What is required
Give the listing again in full, matching it character for character.

Available records
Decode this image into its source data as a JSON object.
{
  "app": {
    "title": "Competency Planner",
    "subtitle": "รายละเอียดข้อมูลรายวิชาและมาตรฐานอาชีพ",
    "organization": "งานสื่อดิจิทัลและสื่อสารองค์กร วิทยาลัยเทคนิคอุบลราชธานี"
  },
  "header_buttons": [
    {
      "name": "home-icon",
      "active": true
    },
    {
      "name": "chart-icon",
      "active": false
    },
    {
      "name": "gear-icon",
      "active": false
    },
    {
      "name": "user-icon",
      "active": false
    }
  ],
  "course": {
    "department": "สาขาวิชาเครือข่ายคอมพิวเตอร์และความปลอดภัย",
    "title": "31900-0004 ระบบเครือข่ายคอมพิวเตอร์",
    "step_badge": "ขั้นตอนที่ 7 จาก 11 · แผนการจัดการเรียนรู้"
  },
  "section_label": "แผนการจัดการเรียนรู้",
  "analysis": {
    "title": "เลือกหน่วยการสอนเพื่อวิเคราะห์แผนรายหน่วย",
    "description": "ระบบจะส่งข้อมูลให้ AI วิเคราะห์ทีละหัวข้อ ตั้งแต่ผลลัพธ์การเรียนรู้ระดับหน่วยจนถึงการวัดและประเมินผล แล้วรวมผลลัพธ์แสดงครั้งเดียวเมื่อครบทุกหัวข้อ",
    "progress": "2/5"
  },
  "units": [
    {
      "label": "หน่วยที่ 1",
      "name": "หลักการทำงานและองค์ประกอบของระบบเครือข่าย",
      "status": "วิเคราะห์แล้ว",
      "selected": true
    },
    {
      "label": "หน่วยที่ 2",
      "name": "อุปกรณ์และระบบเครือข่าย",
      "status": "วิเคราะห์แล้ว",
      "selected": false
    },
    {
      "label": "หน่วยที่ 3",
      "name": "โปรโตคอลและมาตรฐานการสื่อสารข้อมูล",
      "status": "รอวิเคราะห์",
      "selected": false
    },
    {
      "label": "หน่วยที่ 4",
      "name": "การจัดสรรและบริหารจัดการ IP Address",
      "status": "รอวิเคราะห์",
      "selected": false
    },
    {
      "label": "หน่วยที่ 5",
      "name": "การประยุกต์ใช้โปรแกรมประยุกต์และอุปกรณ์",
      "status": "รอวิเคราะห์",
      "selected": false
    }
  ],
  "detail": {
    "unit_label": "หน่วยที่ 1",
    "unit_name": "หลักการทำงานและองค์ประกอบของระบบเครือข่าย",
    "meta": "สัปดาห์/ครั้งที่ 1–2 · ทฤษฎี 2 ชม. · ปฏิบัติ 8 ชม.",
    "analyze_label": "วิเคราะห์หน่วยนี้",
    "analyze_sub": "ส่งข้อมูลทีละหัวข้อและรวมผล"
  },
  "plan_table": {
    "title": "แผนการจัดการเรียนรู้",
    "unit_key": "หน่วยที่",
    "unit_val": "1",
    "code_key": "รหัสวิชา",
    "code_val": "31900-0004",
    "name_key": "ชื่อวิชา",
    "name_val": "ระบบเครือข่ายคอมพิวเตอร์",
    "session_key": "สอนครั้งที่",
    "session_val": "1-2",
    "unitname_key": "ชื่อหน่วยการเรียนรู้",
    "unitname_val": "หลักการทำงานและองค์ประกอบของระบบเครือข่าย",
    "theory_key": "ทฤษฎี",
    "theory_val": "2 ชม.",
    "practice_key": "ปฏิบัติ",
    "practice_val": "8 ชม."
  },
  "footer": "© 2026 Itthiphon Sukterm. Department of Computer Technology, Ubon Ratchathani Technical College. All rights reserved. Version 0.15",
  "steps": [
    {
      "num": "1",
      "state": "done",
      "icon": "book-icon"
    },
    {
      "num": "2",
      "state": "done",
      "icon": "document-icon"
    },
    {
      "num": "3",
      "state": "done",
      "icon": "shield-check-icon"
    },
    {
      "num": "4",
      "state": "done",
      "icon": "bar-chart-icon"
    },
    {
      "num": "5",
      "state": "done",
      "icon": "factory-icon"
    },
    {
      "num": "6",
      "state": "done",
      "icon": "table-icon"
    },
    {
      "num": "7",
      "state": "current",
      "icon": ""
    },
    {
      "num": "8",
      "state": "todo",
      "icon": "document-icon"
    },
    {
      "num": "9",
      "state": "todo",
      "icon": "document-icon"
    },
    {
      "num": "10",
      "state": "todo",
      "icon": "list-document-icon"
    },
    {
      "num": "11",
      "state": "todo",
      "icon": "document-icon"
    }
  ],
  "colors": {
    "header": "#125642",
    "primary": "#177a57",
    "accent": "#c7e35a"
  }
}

Output below
Decode this image into its source data as a JSON object.
{
  "app": {
    "title": "Competency Planner",
    "subtitle": "รายละเอียดข้อมูลรายวิชาและมาตรฐานอาชีพ",
    "organization": "งานสื่อดิจิทัลและสื่อสารองค์กร วิทยาลัยเทคนิคอุบลราชธานี"
  },
  "header_buttons": [
    {
      "name": "home-icon",
      "active": true
    },
    {
      "name": "chart-icon",
      "active": false
    },
    {
      "name": "gear-icon",
      "active": false
    },
    {
      "name": "user-icon",
      "active": false
    }
  ],
  "course": {
    "department": "สาขาวิชาเครือข่ายคอมพิวเตอร์และความปลอดภัย",
    "title": "31900-0004 ระบบเครือข่ายคอมพิวเตอร์",
    "step_badge": "ขั้นตอนที่ 7 จาก 11 · แผนการจัดการเรียนรู้"
  },
  "section_label": "แผนการจัดการเรียนรู้",
  "analysis": {
    "title": "เลือกหน่วยการสอนเพื่อวิเคราะห์แผนรายหน่วย",
    "description": "ระบบจะส่งข้อมูลให้ AI วิเคราะห์ทีละหัวข้อ ตั้งแต่ผลลัพธ์การเรียนรู้ระดับหน่วยจนถึงการวัดและประเมินผล แล้วรวมผลลัพธ์แสดงครั้งเดียวเมื่อครบทุกหัวข้อ",
    "progress": "2/5"
  },
  "units": [
    {
      "label": "หน่วยที่ 1",
      "name": "หลักการทำงานและองค์ประกอบของระบบเครือข่าย",
      "status": "วิเคราะห์แล้ว",
      "selected": true
    },
    {
      "label": "หน่วยที่ 2",
      "name": "อุปกรณ์และระบบเครือข่าย",
      "status": "วิเคราะห์แล้ว",
      "selected": false
    },
    {
      "label": "หน่วยที่ 3",
      "name": "โปรโตคอลและมาตรฐานการสื่อสารข้อมูล",
      "status": "รอวิเคราะห์",
      "selected": false
    },
    {
      "label": "หน่วยที่ 4",
      "name": "การจัดสรรและบริหารจัดการ IP Address",
      "status": "รอวิเคราะห์",
      "selected": false
    },
    {
      "label": "หน่วยที่ 5",
      "name": "การประยุกต์ใช้โปรแกรมประยุกต์และอุปกรณ์",
      "status": "รอวิเคราะห์",
      "selected": false
    }
  ],
  "detail": {
    "unit_label": "หน่วยที่ 1",
    "unit_name": "หลักการทำงานและองค์ประกอบของระบบเครือข่าย",
    "meta": "สัปดาห์/ครั้งที่ 1–2 · ทฤษฎี 2 ชม. · ปฏิบัติ 8 ชม.",
    "analyze_label": "วิเคราะห์หน่วยนี้",
    "analyze_sub": "ส่งข้อมูลทีละหัวข้อและรวมผล"
  },
  "plan_table": {
    "title": "แผนการจัดการเรียนรู้",
    "unit_key": "หน่วยที่",
    "unit_val": "1",
    "code_key": "รหัสวิชา",
    "code_val": "31900-0004",
    "name_key": "ชื่อวิชา",
    "name_val": "ระบบเครือข่ายคอมพิวเตอร์",
    "session_key": "สอนครั้งที่",
    "session_val": "1-2",
    "unitname_key": "ชื่อหน่วยการเรียนรู้",
    "unitname_val": "หลักการทำงานและองค์ประกอบของระบบเครือข่าย",
    "theory_key": "ทฤษฎี",
    "theory_val": "2 ชม.",
    "practice_key": "ปฏิบัติ",
    "practice_val": "8 ชม."
  },
  "footer": "© 2026 Itthiphon Sukterm. Department of Computer Technology, Ubon Ratchathani Technical College. All rights reserved. Version 0.15",
  "steps": [
    {
      "num": "1",
      "state": "done",
      "icon": "book-icon"
    },
    {
      "num": "2",
      "state": "done",
      "icon": "document-icon"
    },
    {
      "num": "3",
      "state": "done",
      "icon": "shield-check-icon"
    },
    {
      "num": "4",
      "state": "done",
      "icon": "bar-chart-icon"
    },
    {
      "num": "5",
      "state": "done",
      "icon": "factory-icon"
    },
    {
      "num": "6",
      "state": "done",
      "icon": "table-icon"
    },
    {
      "num": "7",
      "state": "current",
      "icon": ""
    },
    {
      "num": "8",
      "state": "todo",
      "icon": "document-icon"
    },
    {
      "num": "9",
      "state": "todo",
      "icon": "document-icon"
    },
    {
      "num": "10",
      "state": "todo",
      "icon": "list-document-icon"
    },
    {
      "num": "11",
      "state": "todo",
      "icon": "document-icon"
    }
  ],
  "colors": {
    "header": "#125642",
    "primary": "#177a57",
    "accent": "#c7e35a"
  }
}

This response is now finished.